How We Help Children Thrive
Getting a good night’s sleep on a regular basis is not a given for all children. Challenges – including low family income, housing insecurity, and family instability – prevent many children from following a bedtime routine, feeling comfortable and secure at night, and getting the sleep they need. This can have a lasting, negative effect on children’s health, social and emotional well-being, and school performance. At Pajama Program, we believe that sleep is a social justice issue.
Pajama Program provides children facing adversity with the materials, information, and support they need to have Good Nights for Good Days. Our programs and services deliver Bedtime Basics, Sleep Health Education, and Caring Connections—three key components that support a comforting bedtime routine and healthy sleep. By investing in bedtime, we invest in children’s futures.
Why Bedtime Routines?
Research shows that children who follow a bedtime routine are more likely to get the healthy sleep they need to thrive. A comforting bedtime routine helps children feel secure, provides simple steps to follow, promotes bonding, and helps children fall asleep, stay asleep, and wake up refreshed and ready to meet the day ahead. Following a comforting bedtime routine and getting a good night’s sleep on a regular basis paves the way for good health, emotional well-being, and school success.

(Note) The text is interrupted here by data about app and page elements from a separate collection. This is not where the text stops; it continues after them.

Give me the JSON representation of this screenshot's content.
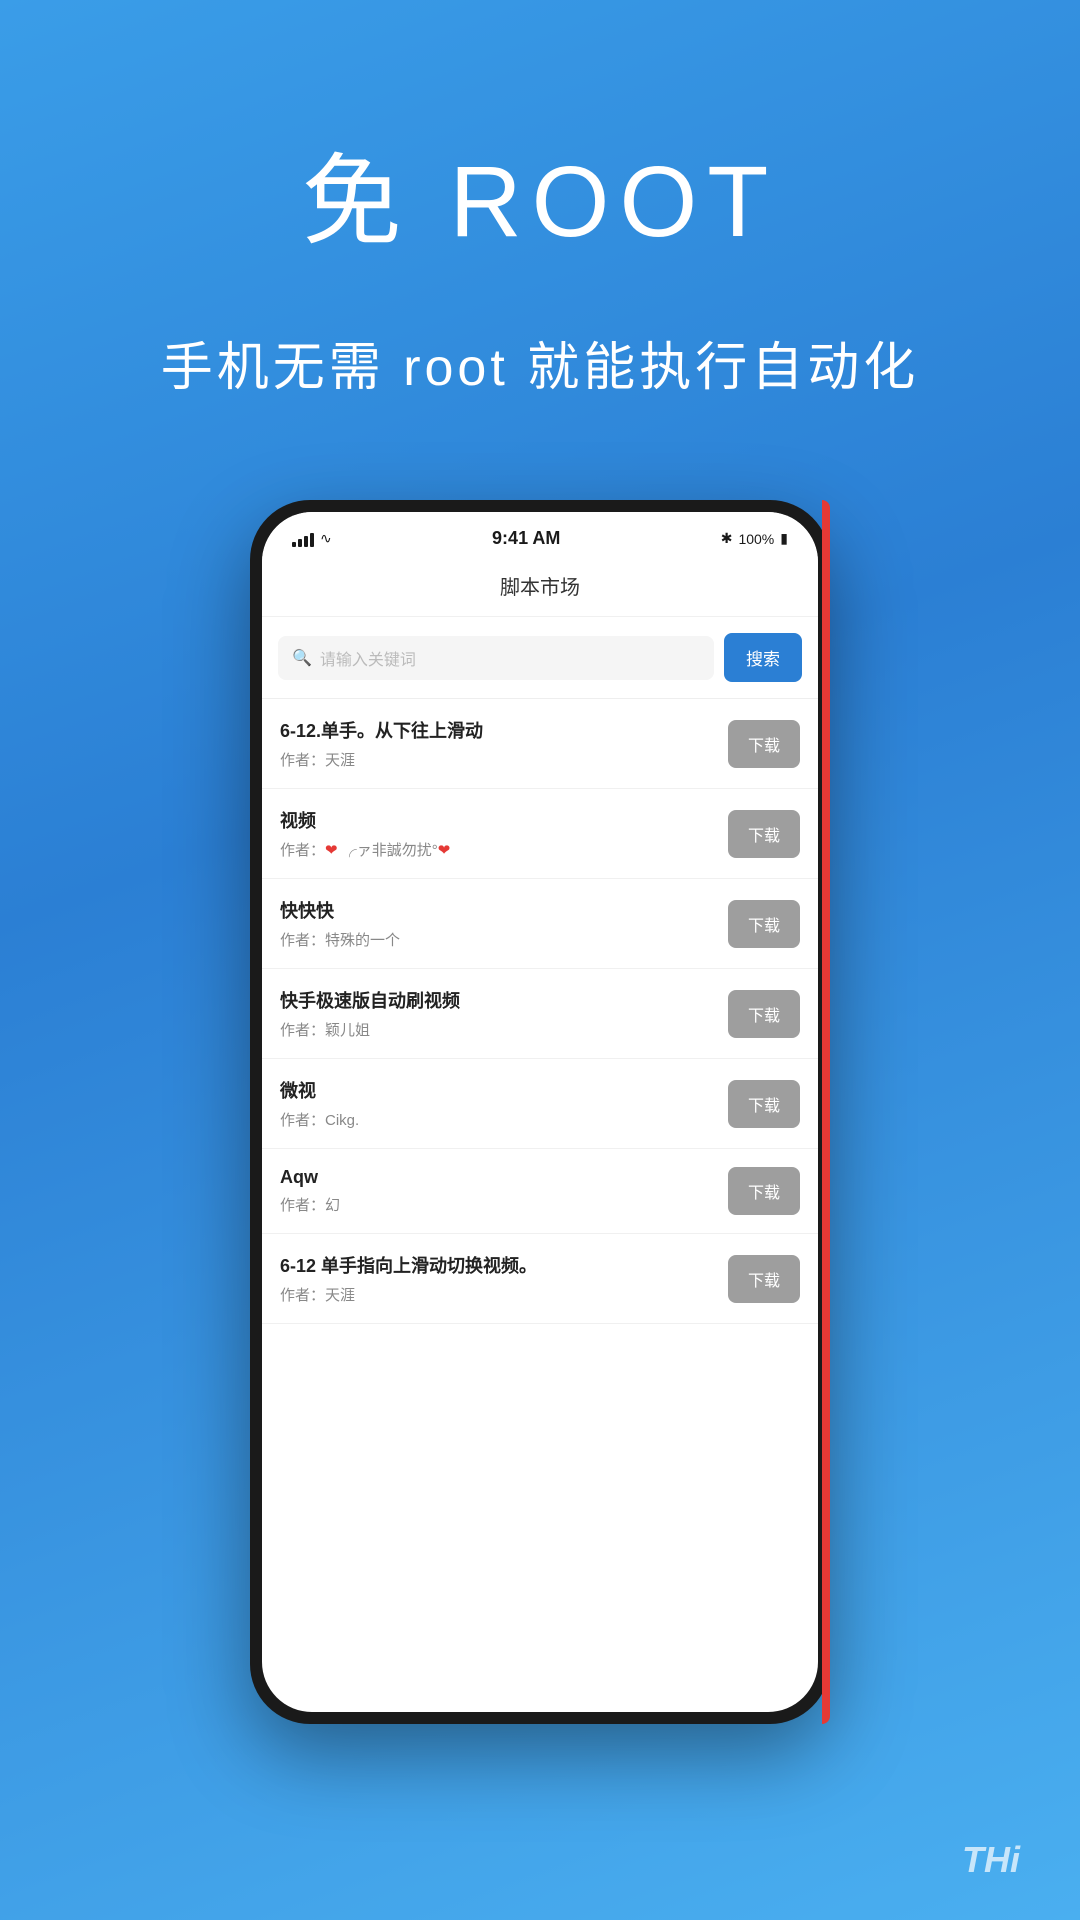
{
  "header": {
    "main_title": "免 ROOT",
    "sub_title": "手机无需 root 就能执行自动化"
  },
  "status_bar": {
    "time": "9:41 AM",
    "battery_percent": "100%",
    "bluetooth": "✱"
  },
  "app": {
    "title": "脚本市场",
    "search_placeholder": "请输入关键词",
    "search_button_label": "搜索"
  },
  "scripts": [
    {
      "name": "6-12.单手。从下往上滑动",
      "author": "作者：天涯",
      "download_label": "下载"
    },
    {
      "name": "视频",
      "author_prefix": "作者：",
      "author_special": "❤ ╭ァ非誠勿扰°❤",
      "download_label": "下载"
    },
    {
      "name": "快快快",
      "author": "作者：特殊的一个",
      "download_label": "下载"
    },
    {
      "name": "快手极速版自动刷视频",
      "author": "作者：颖儿姐",
      "download_label": "下载"
    },
    {
      "name": "微视",
      "author": "作者：Cikg.",
      "download_label": "下载"
    },
    {
      "name": "Aqw",
      "author": "作者：幻",
      "download_label": "下载"
    },
    {
      "name": "6-12 单手指向上滑动切换视频。",
      "author": "作者：天涯",
      "download_label": "下载"
    }
  ],
  "watermark": "THi"
}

Sleep is a basic need. Sleep is as important for children’s development as proper nutrition and exercise. Sleep helps children grow, build immunity, maintain a healthy weight, regulate emotions, improve behavior, learn, solve problems, and build resilience, among many other benefits.
Why Children Facing Adversity?
Every child has the right to a comforting bedtime routine, a good night’s sleep, and all the benefits that follow. But for children facing adversity and challenges beyond their control, following a comforting bedtime routine and getting healthy sleep can be especially difficult. This puts their health, well-being, and academic performance at risk.
“Not only are too many Americans not getting enough sleep, but the distribution of sufficient restorative sleep across the population favors those with more social and economic advantages.”
-Lauren Hale, PhD
Professor of Family, Population, & Preventative Medicine
Good Night Advisory Council Member